These municipalities are so interconnected, he said, that environmental policy must take into account the activities of the whole region.
While many of the municipalities in the region, for example, have taken measures to combat Medellin’s notoriously high air pollution, the municipality of Girardota, which houses the majority of polluting industries, has not done so. And when Medellin limited the building height to limit the population growth in the city, many developers moved to the southern municipalities, like Sabaneta, which caused too much growth, hampering the mobility, public space and safety of the small town.
“I really believe that it is of little use to a city like Medellin to think of such an important thing as the ‘eco-city’ without the other municipalities following the same path,” Suarez said. ‘Because it’s a half-effort that is ultimately transferred negatively to the other municipalities.
While Medellin has gained international recognition, Suarez said the obsession with his image on the world stage could be distracting – pointing out that the awarding of the prize for ‘the most innovative city of the year’ was decided by online voting.
“The city cares more about its image internationally than about making the changes internally,” he said. “I, as Medellíncense, as a person born here, working for the city, I think we have done a lot of damage to ourselves because we have the priority of preserving our image instead of working for it.”
Suarez pointed out that despite the goals of creating a fair and sustainable society, high inequalities and extreme poverty are still challenges for the city.

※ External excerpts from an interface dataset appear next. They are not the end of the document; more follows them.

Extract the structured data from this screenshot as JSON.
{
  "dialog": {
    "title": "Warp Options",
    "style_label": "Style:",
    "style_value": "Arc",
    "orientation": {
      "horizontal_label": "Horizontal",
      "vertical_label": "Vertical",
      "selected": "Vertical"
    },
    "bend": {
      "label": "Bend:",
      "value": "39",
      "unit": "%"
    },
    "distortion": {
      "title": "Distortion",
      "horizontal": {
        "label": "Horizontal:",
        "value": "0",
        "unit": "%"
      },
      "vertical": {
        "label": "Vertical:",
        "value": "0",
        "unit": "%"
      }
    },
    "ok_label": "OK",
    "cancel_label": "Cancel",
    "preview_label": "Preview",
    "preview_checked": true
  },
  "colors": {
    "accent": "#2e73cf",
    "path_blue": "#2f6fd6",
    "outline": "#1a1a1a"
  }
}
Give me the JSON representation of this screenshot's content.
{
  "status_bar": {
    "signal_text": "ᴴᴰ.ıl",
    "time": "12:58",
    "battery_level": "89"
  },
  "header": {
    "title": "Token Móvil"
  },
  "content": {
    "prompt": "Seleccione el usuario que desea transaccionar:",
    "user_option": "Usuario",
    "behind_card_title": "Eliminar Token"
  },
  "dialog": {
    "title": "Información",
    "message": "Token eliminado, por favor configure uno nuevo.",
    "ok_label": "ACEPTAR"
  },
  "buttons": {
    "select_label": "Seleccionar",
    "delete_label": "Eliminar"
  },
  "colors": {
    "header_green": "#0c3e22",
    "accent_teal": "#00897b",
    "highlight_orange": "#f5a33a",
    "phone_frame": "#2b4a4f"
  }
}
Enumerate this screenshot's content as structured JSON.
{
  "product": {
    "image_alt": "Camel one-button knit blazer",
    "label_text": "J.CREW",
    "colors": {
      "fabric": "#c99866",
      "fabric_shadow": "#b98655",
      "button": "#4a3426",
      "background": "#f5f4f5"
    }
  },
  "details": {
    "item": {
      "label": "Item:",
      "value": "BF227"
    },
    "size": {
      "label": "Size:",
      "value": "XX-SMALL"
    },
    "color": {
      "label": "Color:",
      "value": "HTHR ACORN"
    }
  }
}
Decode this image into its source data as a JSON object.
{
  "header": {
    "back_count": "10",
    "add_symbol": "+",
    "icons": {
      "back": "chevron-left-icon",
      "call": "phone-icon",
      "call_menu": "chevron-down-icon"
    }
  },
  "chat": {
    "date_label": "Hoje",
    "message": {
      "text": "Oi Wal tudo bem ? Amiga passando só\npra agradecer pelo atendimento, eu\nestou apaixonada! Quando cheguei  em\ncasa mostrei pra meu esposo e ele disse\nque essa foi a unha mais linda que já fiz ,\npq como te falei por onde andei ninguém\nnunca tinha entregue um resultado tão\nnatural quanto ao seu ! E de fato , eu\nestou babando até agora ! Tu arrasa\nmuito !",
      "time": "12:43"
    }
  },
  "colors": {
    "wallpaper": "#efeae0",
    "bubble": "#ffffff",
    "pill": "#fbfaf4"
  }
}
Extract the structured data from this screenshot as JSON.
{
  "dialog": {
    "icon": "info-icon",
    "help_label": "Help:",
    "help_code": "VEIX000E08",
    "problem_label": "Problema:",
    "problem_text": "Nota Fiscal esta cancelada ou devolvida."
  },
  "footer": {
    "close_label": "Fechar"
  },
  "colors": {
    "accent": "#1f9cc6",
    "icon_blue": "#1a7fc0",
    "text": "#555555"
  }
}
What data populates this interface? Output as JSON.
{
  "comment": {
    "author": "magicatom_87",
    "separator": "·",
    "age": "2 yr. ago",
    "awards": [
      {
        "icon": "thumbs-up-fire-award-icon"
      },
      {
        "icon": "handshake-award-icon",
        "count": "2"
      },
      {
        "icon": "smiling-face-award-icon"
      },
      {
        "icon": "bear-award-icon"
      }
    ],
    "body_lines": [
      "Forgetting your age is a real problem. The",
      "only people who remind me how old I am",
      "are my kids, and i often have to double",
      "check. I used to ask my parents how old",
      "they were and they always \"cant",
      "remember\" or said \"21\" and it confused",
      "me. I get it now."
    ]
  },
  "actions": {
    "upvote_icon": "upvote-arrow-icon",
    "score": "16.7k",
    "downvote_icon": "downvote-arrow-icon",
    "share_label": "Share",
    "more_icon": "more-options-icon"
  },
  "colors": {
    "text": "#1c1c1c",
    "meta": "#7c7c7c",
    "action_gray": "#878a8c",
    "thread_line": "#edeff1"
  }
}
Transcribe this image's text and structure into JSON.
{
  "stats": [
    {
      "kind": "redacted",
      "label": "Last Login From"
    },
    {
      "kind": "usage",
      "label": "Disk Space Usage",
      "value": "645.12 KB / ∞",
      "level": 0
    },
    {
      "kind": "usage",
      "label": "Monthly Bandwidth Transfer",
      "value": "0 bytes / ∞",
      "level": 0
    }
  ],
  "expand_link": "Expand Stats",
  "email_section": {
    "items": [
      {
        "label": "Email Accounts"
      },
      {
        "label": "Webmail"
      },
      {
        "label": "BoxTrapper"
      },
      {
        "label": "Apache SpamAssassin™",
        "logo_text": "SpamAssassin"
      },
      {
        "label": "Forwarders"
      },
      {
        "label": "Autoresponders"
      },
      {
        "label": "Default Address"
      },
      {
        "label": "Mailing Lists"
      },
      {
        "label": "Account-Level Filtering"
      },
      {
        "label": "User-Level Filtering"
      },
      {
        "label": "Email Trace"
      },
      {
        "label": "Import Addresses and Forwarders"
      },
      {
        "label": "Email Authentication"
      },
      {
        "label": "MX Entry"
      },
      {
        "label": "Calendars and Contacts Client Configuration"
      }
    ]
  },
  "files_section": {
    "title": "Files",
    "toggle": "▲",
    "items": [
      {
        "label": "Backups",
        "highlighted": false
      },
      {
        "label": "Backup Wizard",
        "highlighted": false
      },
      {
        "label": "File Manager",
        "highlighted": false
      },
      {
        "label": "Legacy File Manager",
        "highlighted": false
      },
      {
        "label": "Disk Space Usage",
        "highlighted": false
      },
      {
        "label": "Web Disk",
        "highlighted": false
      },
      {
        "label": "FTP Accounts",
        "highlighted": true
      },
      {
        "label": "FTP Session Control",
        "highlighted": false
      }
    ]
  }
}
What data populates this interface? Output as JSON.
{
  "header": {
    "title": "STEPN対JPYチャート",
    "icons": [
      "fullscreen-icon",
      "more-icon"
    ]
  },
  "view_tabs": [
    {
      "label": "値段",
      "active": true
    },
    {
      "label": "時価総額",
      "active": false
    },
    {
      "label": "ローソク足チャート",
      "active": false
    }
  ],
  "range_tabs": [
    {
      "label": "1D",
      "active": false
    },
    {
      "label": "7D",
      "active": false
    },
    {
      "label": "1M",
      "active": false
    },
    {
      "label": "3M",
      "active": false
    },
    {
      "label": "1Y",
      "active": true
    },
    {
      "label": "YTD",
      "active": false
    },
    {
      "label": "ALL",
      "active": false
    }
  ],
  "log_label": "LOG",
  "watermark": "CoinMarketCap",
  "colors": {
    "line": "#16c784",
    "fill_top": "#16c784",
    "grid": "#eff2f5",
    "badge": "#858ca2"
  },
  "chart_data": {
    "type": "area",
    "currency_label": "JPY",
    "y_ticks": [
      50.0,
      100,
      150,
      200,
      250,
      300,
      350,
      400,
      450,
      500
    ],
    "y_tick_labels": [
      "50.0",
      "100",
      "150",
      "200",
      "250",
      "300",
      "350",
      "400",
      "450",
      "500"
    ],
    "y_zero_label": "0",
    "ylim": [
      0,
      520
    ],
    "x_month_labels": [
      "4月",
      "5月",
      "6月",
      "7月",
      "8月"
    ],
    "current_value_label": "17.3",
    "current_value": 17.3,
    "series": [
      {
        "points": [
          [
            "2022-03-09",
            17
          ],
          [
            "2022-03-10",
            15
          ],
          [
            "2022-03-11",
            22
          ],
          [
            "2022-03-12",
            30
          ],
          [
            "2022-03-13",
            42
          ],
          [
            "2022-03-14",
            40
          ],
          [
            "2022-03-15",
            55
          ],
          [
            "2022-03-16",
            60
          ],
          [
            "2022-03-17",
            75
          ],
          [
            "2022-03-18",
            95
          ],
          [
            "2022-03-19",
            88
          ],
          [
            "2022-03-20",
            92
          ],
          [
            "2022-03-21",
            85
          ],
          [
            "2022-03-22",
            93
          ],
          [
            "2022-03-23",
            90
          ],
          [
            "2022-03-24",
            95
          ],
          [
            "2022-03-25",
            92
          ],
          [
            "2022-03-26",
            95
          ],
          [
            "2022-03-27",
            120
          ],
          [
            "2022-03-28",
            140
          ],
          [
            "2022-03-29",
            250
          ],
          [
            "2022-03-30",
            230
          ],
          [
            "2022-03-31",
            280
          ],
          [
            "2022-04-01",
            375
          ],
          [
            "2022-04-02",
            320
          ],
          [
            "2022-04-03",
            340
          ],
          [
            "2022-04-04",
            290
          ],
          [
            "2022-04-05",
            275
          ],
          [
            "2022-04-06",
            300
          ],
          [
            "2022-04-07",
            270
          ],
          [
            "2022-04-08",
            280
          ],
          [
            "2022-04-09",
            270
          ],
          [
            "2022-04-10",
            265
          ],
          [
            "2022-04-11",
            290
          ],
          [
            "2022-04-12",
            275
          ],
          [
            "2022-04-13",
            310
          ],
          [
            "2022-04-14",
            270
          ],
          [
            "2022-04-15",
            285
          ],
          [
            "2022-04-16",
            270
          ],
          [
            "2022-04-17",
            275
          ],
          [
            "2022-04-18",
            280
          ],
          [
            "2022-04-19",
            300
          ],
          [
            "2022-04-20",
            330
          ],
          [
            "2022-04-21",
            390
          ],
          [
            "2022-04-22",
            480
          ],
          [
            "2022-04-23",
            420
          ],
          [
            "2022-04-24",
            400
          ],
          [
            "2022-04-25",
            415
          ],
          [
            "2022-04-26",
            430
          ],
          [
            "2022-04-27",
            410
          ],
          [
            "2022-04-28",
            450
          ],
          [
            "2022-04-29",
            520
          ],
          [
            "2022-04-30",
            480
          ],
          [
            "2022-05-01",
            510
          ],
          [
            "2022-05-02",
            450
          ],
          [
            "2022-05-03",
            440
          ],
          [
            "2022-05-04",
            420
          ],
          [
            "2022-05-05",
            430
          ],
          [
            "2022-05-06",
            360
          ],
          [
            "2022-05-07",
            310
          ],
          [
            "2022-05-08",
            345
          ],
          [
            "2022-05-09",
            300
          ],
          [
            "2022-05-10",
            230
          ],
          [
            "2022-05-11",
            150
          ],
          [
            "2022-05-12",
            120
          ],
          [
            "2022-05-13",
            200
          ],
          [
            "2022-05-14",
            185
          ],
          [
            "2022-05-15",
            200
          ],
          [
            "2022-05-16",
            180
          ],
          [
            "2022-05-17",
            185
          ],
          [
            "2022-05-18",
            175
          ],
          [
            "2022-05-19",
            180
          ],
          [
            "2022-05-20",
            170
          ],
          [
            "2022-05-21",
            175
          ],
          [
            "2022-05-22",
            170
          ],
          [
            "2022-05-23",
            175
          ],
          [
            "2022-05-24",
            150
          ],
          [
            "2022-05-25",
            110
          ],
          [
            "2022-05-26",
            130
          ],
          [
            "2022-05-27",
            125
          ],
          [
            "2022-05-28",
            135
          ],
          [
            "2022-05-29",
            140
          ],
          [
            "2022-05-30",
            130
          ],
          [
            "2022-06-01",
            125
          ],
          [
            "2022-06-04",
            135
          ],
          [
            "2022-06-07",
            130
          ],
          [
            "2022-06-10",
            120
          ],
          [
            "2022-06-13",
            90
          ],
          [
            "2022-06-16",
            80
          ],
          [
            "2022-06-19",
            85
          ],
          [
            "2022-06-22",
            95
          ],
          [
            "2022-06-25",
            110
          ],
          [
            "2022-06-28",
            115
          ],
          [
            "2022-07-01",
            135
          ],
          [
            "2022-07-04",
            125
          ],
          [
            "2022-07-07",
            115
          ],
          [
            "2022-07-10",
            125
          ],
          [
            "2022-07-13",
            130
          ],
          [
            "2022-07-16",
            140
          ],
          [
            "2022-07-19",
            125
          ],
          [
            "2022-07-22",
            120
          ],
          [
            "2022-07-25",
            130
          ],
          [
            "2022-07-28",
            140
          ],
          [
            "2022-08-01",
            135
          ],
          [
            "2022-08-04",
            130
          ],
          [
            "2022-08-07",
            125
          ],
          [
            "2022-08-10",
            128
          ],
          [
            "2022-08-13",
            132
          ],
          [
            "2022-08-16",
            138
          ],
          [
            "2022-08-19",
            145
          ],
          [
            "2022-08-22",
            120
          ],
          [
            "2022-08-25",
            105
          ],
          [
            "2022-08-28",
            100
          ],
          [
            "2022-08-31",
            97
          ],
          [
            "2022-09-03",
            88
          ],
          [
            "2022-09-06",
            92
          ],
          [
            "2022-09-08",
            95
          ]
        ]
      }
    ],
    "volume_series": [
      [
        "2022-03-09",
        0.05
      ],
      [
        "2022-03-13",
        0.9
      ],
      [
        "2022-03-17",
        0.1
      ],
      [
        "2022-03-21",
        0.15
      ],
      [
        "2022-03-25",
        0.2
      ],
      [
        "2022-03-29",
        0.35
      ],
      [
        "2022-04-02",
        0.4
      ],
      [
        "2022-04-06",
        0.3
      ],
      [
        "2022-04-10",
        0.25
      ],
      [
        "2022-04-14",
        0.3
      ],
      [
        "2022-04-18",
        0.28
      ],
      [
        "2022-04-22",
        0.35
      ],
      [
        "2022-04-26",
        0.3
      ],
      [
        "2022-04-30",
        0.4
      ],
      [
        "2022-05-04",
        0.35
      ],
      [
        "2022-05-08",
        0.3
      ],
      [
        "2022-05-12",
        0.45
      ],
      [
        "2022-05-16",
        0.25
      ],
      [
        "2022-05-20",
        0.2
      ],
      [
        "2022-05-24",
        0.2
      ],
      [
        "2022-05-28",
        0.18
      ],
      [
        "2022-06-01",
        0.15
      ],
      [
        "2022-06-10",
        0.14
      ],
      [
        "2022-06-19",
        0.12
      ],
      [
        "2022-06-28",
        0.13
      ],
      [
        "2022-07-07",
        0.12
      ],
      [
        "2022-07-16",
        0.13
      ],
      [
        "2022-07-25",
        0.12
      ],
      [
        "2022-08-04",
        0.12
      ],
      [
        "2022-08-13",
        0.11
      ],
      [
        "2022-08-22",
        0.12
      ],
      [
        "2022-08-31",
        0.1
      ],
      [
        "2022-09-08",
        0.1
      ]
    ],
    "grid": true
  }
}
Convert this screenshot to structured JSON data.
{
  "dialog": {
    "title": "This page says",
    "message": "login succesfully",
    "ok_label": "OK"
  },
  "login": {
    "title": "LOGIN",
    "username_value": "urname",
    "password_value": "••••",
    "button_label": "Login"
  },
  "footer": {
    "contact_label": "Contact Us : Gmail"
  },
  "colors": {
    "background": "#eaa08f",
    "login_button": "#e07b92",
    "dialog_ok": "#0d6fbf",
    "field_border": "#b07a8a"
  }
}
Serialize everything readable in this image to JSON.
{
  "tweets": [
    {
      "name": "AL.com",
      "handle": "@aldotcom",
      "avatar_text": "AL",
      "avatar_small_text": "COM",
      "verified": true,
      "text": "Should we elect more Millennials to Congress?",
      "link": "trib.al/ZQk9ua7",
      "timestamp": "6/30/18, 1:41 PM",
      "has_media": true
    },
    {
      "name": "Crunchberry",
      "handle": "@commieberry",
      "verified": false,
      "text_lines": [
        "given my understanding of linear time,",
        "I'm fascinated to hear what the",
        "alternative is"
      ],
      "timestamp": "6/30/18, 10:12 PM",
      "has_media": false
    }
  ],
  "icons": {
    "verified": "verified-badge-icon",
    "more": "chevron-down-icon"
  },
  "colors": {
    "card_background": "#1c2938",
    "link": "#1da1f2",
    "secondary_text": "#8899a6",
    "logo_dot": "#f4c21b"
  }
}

“These people who come to power care more about the image of the city internationally to gain this recognition,” he said. “But in the background, it does not cause a social transformation.”